Work to complete
All the entries that follow must be written out again exactly.

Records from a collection
· · · · ·
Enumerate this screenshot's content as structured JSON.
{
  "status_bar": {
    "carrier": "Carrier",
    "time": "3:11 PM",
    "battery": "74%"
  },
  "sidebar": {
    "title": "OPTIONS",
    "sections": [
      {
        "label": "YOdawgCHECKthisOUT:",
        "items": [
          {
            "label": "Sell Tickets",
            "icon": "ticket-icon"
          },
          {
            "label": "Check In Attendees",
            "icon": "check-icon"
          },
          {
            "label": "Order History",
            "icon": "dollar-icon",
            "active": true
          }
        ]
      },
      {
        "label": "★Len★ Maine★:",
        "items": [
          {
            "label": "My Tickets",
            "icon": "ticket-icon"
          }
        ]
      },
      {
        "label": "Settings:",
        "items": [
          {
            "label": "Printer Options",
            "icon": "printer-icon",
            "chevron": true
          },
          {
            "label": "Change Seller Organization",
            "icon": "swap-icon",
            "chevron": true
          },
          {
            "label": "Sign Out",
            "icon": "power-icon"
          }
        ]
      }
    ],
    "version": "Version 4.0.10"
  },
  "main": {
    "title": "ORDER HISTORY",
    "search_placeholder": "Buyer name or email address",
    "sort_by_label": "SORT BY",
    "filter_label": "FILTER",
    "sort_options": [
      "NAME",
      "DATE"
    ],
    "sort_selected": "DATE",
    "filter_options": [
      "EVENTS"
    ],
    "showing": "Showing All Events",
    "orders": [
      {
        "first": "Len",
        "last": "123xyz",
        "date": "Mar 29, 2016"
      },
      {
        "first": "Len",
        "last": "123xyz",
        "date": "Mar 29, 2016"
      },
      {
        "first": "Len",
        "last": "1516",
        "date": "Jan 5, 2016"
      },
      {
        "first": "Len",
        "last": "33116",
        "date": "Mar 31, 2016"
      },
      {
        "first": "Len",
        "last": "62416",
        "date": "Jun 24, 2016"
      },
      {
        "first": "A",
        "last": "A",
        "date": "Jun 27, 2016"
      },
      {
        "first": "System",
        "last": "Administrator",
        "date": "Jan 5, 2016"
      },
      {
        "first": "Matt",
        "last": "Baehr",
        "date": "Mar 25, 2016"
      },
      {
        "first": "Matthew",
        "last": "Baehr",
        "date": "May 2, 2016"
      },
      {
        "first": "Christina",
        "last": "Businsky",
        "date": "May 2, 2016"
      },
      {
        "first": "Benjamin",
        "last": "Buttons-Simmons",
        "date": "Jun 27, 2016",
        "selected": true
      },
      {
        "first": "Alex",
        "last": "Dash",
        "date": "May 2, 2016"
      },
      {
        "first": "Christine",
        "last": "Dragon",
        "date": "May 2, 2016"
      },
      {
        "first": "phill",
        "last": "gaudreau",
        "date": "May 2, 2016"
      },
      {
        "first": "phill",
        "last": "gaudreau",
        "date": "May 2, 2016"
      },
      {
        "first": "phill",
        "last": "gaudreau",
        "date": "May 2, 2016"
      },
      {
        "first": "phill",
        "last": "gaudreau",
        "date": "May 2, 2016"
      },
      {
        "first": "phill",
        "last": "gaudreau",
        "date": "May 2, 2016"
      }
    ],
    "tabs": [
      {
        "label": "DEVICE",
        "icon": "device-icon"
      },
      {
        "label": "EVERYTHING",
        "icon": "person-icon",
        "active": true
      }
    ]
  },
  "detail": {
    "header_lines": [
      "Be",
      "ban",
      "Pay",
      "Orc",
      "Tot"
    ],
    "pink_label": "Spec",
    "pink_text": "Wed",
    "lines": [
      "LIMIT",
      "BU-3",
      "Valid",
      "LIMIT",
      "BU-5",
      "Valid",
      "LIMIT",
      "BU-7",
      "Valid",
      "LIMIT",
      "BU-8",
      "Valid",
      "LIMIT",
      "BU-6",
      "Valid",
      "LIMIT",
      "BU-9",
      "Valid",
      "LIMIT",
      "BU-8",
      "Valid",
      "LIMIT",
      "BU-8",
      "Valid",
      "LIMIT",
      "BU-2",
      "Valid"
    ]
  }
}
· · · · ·
Solution to this task
Enumerate this screenshot's content as structured JSON.
{
  "status_bar": {
    "carrier": "Carrier",
    "time": "3:11 PM",
    "battery": "74%"
  },
  "sidebar": {
    "title": "OPTIONS",
    "sections": [
      {
        "label": "YOdawgCHECKthisOUT:",
        "items": [
          {
            "label": "Sell Tickets",
            "icon": "ticket-icon"
          },
          {
            "label": "Check In Attendees",
            "icon": "check-icon"
          },
          {
            "label": "Order History",
            "icon": "dollar-icon",
            "active": true
          }
        ]
      },
      {
        "label": "★Len★ Maine★:",
        "items": [
          {
            "label": "My Tickets",
            "icon": "ticket-icon"
          }
        ]
      },
      {
        "label": "Settings:",
        "items": [
          {
            "label": "Printer Options",
            "icon": "printer-icon",
            "chevron": true
          },
          {
            "label": "Change Seller Organization",
            "icon": "swap-icon",
            "chevron": true
          },
          {
            "label": "Sign Out",
            "icon": "power-icon"
          }
        ]
      }
    ],
    "version": "Version 4.0.10"
  },
  "main": {
    "title": "ORDER HISTORY",
    "search_placeholder": "Buyer name or email address",
    "sort_by_label": "SORT BY",
    "filter_label": "FILTER",
    "sort_options": [
      "NAME",
      "DATE"
    ],
    "sort_selected": "DATE",
    "filter_options": [
      "EVENTS"
    ],
    "showing": "Showing All Events",
    "orders": [
      {
        "first": "Len",
        "last": "123xyz",
        "date": "Mar 29, 2016"
      },
      {
        "first": "Len",
        "last": "123xyz",
        "date": "Mar 29, 2016"
      },
      {
        "first": "Len",
        "last": "1516",
        "date": "Jan 5, 2016"
      },
      {
        "first": "Len",
        "last": "33116",
        "date": "Mar 31, 2016"
      },
      {
        "first": "Len",
        "last": "62416",
        "date": "Jun 24, 2016"
      },
      {
        "first": "A",
        "last": "A",
        "date": "Jun 27, 2016"
      },
      {
        "first": "System",
        "last": "Administrator",
        "date": "Jan 5, 2016"
      },
      {
        "first": "Matt",
        "last": "Baehr",
        "date": "Mar 25, 2016"
      },
      {
        "first": "Matthew",
        "last": "Baehr",
        "date": "May 2, 2016"
      },
      {
        "first": "Christina",
        "last": "Businsky",
        "date": "May 2, 2016"
      },
      {
        "first": "Benjamin",
        "last": "Buttons-Simmons",
        "date": "Jun 27, 2016",
        "selected": true
      },
      {
        "first": "Alex",
        "last": "Dash",
        "date": "May 2, 2016"
      },
      {
        "first": "Christine",
        "last": "Dragon",
        "date": "May 2, 2016"
      },
      {
        "first": "phill",
        "last": "gaudreau",
        "date": "May 2, 2016"
      },
      {
        "first": "phill",
        "last": "gaudreau",
        "date": "May 2, 2016"
      },
      {
        "first": "phill",
        "last": "gaudreau",
        "date": "May 2, 2016"
      },
      {
        "first": "phill",
        "last": "gaudreau",
        "date": "May 2, 2016"
      },
      {
        "first": "phill",
        "last": "gaudreau",
        "date": "May 2, 2016"
      }
    ],
    "tabs": [
      {
        "label": "DEVICE",
        "icon": "device-icon"
      },
      {
        "label": "EVERYTHING",
        "icon": "person-icon",
        "active": true
      }
    ]
  },
  "detail": {
    "header_lines": [
      "Be",
      "ban",
      "Pay",
      "Orc",
      "Tot"
    ],
    "pink_label": "Spec",
    "pink_text": "Wed",
    "lines": [
      "LIMIT",
      "BU-3",
      "Valid",
      "LIMIT",
      "BU-5",
      "Valid",
      "LIMIT",
      "BU-7",
      "Valid",
      "LIMIT",
      "BU-8",
      "Valid",
      "LIMIT",
      "BU-6",
      "Valid",
      "LIMIT",
      "BU-9",
      "Valid",
      "LIMIT",
      "BU-8",
      "Valid",
      "LIMIT",
      "BU-8",
      "Valid",
      "LIMIT",
      "BU-2",
      "Valid"
    ]
  }
}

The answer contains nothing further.